The advent of Hadoop for processing Big Data many years ago solved the problem of needing to scale hardware to specialized and impractical dimensions, both from the specification as well as cost points of view. Hadoop distributes processing and storage to smaller units of hardware and allows new hardware to be added as required. These smaller units of hardware could be cheap, non-specialized commodity server hardware. This makes the proposition of working with Big Data more attractive from the point of view of the investment required in hardware over time.
The in-premise cost illusion. At the same time, even commodity hardware may reveal some issues of its own, ones that may not seem visible at first. In an environment where the demand for Hadoop usage occurs at regular intervals, and usage is either more or less constant or usually on a rising trend, the popular decision is to keep adding new hardware as needed, and to replace any old hardware that reaches end-of-life.
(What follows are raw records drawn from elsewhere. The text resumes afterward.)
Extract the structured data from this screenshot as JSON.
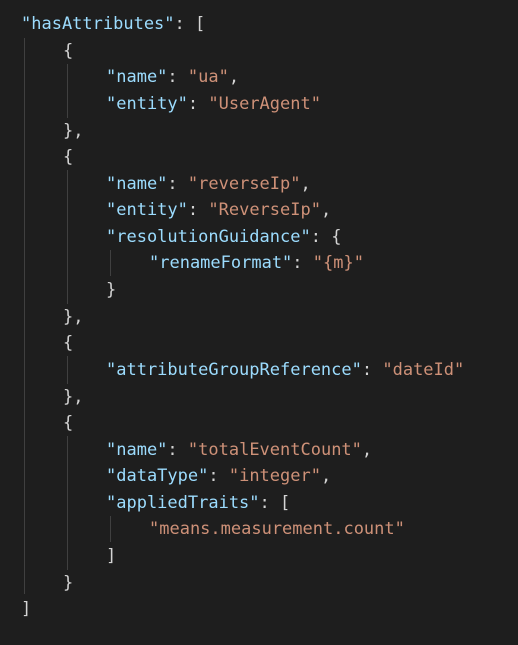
{
  "code": {
    "root_key": "\"hasAttributes\"",
    "colon": ": ",
    "comma": ",",
    "open_bracket": "[",
    "close_bracket": "]",
    "open_brace": "{",
    "close_brace": "}",
    "close_brace_comma": "},",
    "items": [
      {
        "name_key": "\"name\"",
        "name_value": "\"ua\"",
        "entity_key": "\"entity\"",
        "entity_value": "\"UserAgent\""
      },
      {
        "name_key": "\"name\"",
        "name_value": "\"reverseIp\"",
        "entity_key": "\"entity\"",
        "entity_value": "\"ReverseIp\"",
        "guidance_key": "\"resolutionGuidance\"",
        "rename_key": "\"renameFormat\"",
        "rename_value": "\"{m}\""
      },
      {
        "ref_key": "\"attributeGroupReference\"",
        "ref_value": "\"dateId\""
      },
      {
        "name_key": "\"name\"",
        "name_value": "\"totalEventCount\"",
        "datatype_key": "\"dataType\"",
        "datatype_value": "\"integer\"",
        "traits_key": "\"appliedTraits\"",
        "trait_value": "\"means.measurement.count\""
      }
    ]
  },
  "colors": {
    "background": "#1e1e1e",
    "key": "#9cdcfe",
    "string": "#ce9178",
    "punctuation": "#d4d4d4",
    "indent_guide": "#404040"
  }
}
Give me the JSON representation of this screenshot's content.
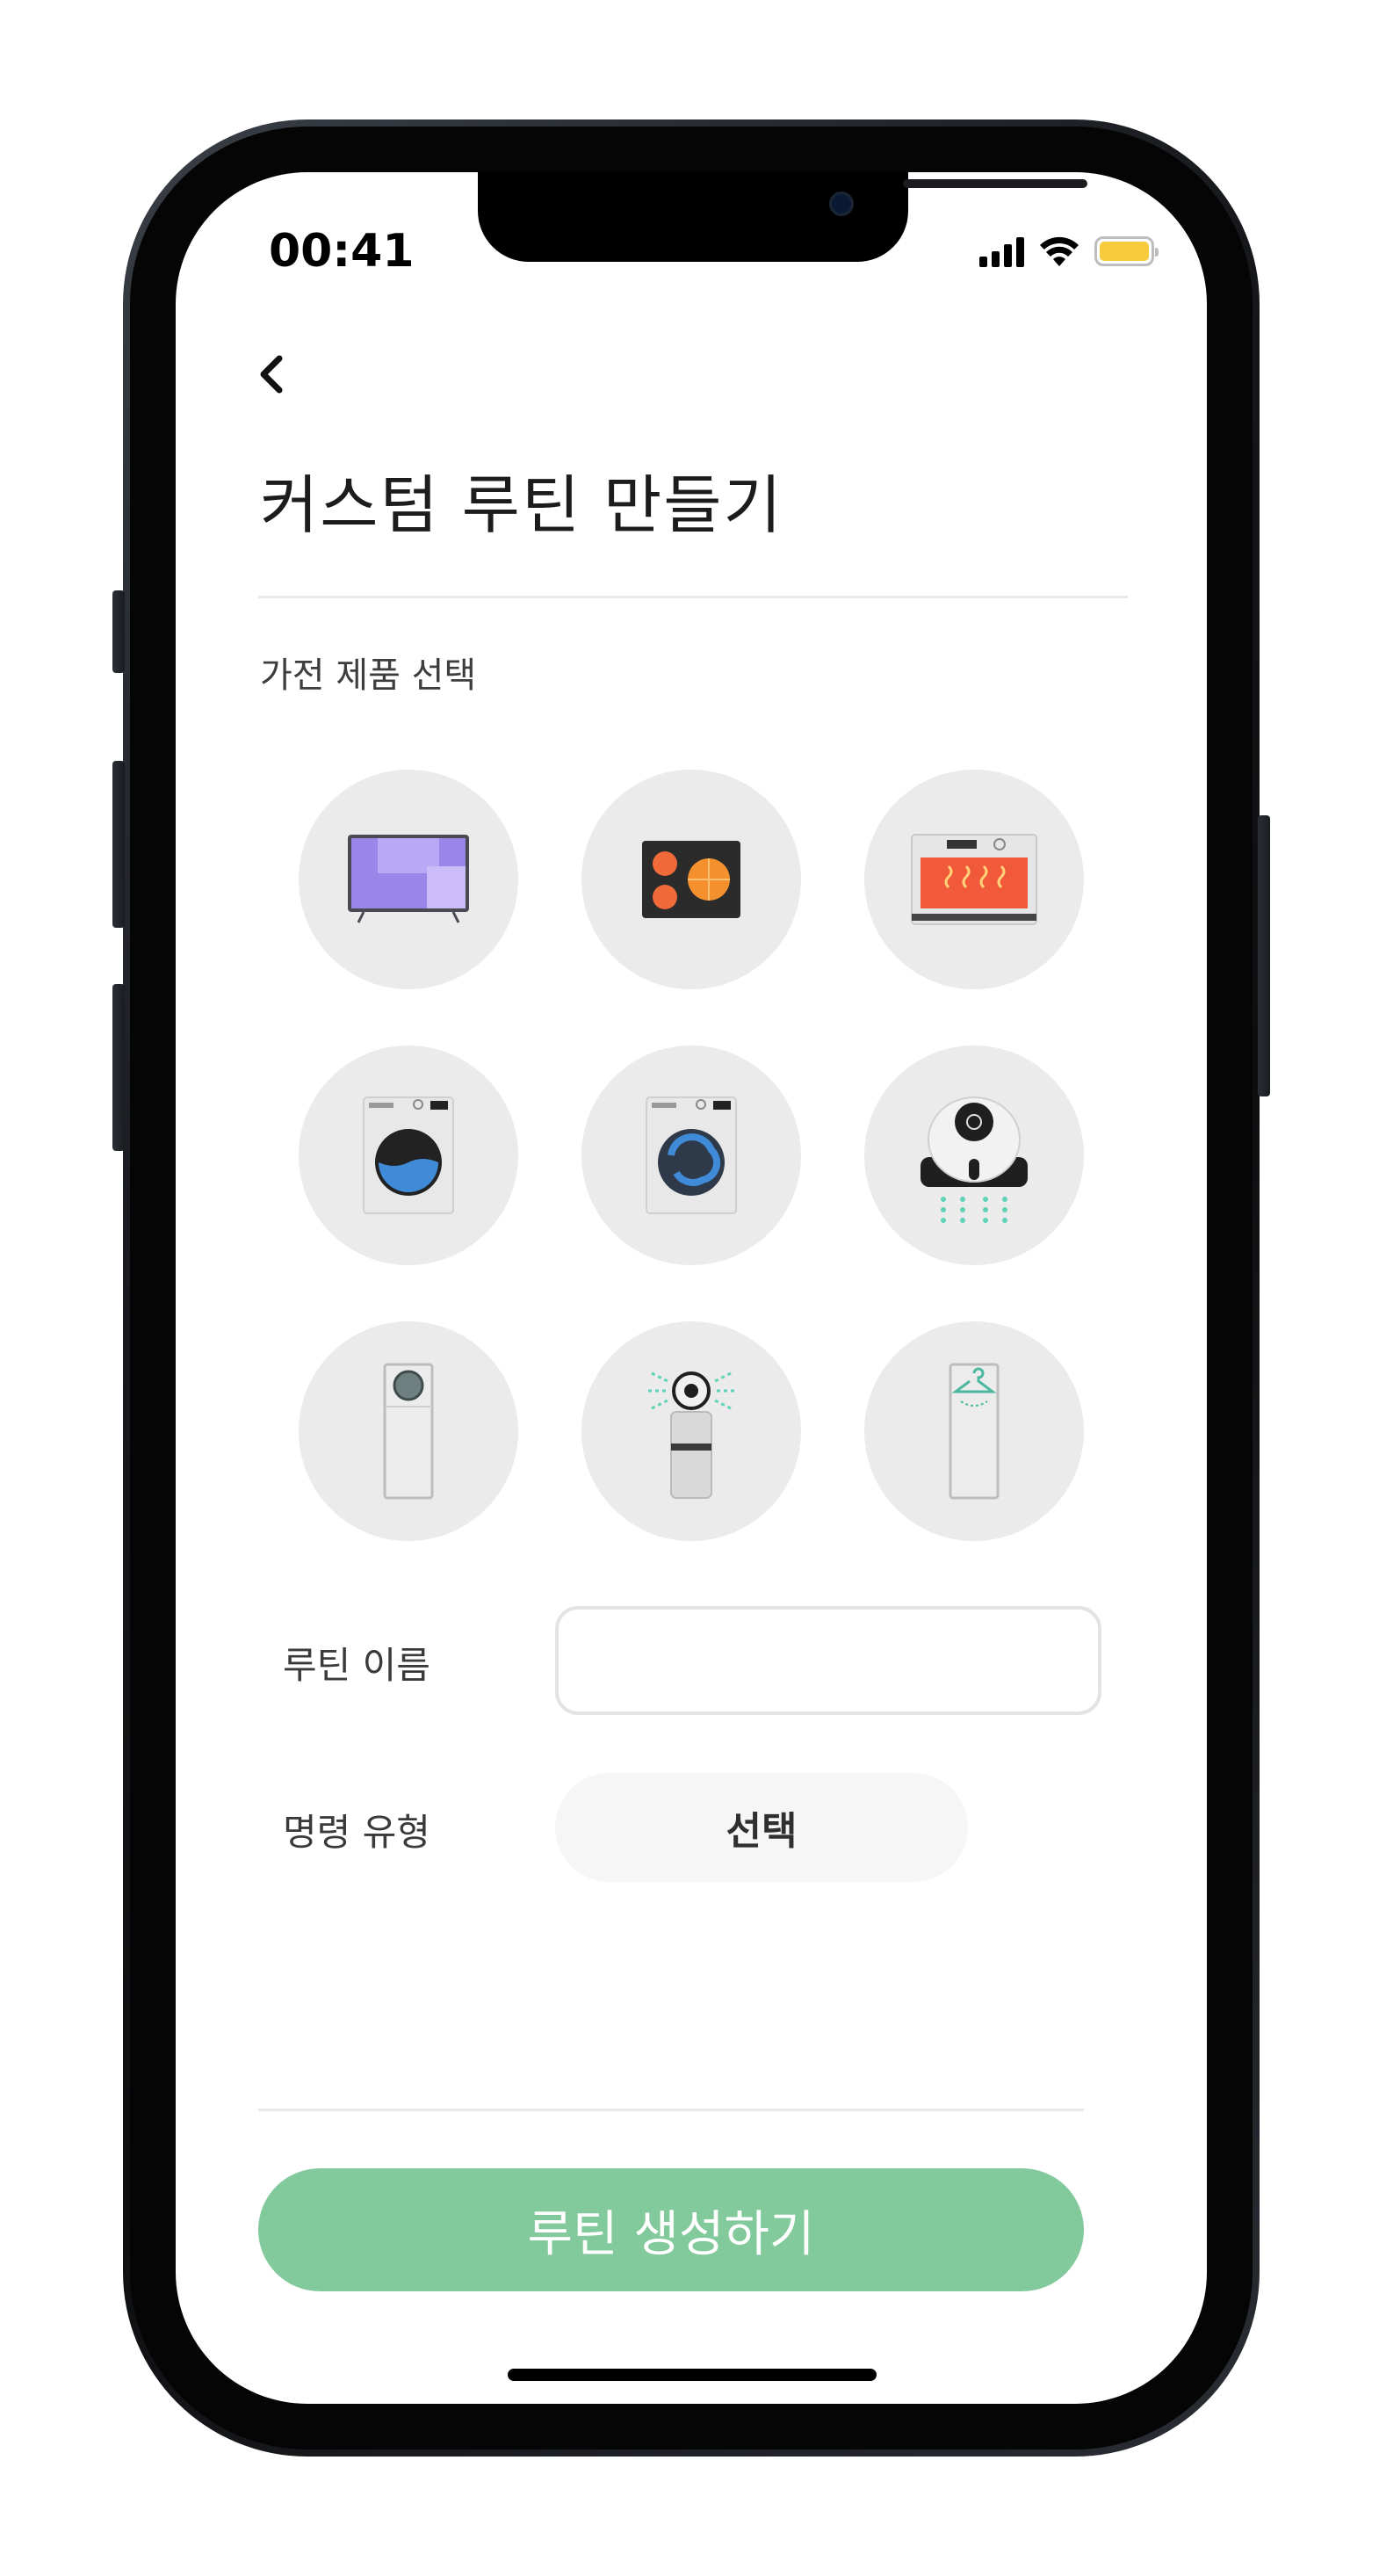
{
  "status_bar": {
    "time": "00:41"
  },
  "header": {
    "back_label": "‹",
    "title": "커스텀 루틴 만들기"
  },
  "appliance_section": {
    "label": "가전 제품 선택",
    "devices": [
      {
        "icon": "tv-icon"
      },
      {
        "icon": "cooktop-icon"
      },
      {
        "icon": "oven-icon"
      },
      {
        "icon": "washer-icon"
      },
      {
        "icon": "dryer-icon"
      },
      {
        "icon": "robot-purifier-icon"
      },
      {
        "icon": "air-conditioner-icon"
      },
      {
        "icon": "air-purifier-icon"
      },
      {
        "icon": "clothing-care-icon"
      }
    ]
  },
  "form": {
    "routine_name_label": "루틴 이름",
    "routine_name_value": "",
    "command_type_label": "명령 유형",
    "command_type_value": "선택"
  },
  "footer": {
    "create_button_label": "루틴 생성하기"
  },
  "colors": {
    "accent_green": "#82c99c",
    "device_circle": "#ebebeb",
    "battery": "#f7cb3c"
  }
}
But this may not be the usual pattern of Hadoop usage everywhere. There may be times when Hadoop usage needs to increase for short durations, and new hardware is added in response. But what happens when usage comes down for long periods of time or when usage is relatively infrequent? Regardless of whether the hardware used is relatively inexpensive, chances are that it still piles up, it needs physical rack space and cabling, all representing a waste of capital and maintenance. Apart from that it would need to be replaced upon obsolescence, even if only occasionally used.
Evaluating cloud solutions. This is where the cloud providers come in with the business case for their offerings. By moving Hadoop processing and storage to the cloud the problem of accumulating hardware in-house seems to go away. If only it were that easy to decide, though. One of the first and most obvious questions that arises is about whether to build a private cloud or go to a public cloud, or whether to use a hybrid approach.
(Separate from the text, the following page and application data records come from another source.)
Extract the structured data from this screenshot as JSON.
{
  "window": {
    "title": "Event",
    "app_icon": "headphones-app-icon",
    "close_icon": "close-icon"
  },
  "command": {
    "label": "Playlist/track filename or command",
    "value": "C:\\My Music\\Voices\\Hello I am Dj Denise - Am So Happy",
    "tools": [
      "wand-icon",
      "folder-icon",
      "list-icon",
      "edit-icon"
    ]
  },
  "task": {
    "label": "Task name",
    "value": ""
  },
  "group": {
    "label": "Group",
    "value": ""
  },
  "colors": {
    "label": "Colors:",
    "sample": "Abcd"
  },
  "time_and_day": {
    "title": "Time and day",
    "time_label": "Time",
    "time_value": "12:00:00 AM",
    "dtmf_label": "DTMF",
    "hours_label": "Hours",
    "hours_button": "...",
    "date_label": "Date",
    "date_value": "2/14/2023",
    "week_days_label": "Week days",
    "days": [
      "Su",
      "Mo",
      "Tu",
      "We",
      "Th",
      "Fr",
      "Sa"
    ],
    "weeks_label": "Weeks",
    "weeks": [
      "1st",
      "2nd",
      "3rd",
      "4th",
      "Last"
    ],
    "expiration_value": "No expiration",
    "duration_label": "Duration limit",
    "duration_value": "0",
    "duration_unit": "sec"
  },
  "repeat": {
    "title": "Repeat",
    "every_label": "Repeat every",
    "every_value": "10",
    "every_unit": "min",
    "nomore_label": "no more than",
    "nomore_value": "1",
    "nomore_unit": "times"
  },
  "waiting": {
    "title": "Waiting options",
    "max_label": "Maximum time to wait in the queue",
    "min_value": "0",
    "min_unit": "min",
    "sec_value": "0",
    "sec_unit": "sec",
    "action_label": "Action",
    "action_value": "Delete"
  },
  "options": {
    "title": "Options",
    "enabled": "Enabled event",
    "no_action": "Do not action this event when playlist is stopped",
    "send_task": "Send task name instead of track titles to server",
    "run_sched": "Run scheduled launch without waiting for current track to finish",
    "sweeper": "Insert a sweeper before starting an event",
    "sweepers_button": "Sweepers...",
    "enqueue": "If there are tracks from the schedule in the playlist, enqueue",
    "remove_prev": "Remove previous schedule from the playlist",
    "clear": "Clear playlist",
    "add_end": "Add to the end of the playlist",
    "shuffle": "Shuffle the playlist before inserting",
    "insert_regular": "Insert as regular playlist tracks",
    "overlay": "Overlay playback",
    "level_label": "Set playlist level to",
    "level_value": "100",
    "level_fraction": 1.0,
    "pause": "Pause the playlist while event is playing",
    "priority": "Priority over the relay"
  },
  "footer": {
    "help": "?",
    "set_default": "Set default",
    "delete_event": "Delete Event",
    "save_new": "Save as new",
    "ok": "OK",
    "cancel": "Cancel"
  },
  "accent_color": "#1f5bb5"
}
The answer there lies in the pattern of usage. If demand size is predictable a private cloud makes sense. But again, this is valid for the case where utilization is fairly high and constant, otherwise the expense on unused cloud storage and processing gets wasted. In many cases demand will neither be completely predictable nor constant, in which case the public cloud may make better sense until one factors in network performance issues and the cost of data transfers between machines on the cloud, and between the cloud and on-premises platforms. If data has to move frequently between in-house storage and Hadoop in a public cloud there may be risks of network delays, latency or service disruption and hard-to-predict data transfer costs. The decision about cloud utilization and privacy has to be made depending on the business criticality versus the cost of latency (or an outage) and the cost of cloud utilization. Since it is Big Data involved, the time taken to upload data may itself be significant, and this is a factor that may not arise with “small” data.
Even the frequency of data movement between in-house storage and the cloud may not always be quite predictable. In certain scenarios data that is processed once may not be needed again for the foreseeable future, in which case it can be backed up outside of the cloud. But if there’s a good possibility it may be recalled within a short period (i.e., less than the archive window) it makes sense to retain it on the cloud rather than move it back in-house. This again, points to a larger utilization of cloud capacity, and the related cost.
There’s more. Cloud services have come a long way in just a few years, though, so once the decision to move to the cloud has been made, there are several advantages to it that because of the various use cases that the major providers cover with special purpose services that abstract the problems of physical space and hardware variety, ease of setup and maintenance. Last but not least there’s the issue of data security. Cloud providers do offer security for different parts of the cloud stack and how it works with Hadoop implementations needs to be looked at closely so that all angles are covered.
Obviously, moving Hadoop to the cloud to take advantage of its benefits is viable and can make sense. However, as with moving any other enterprise system to the cloud, there are always considerations to be taken into account that are unique to the concept of Hadoop.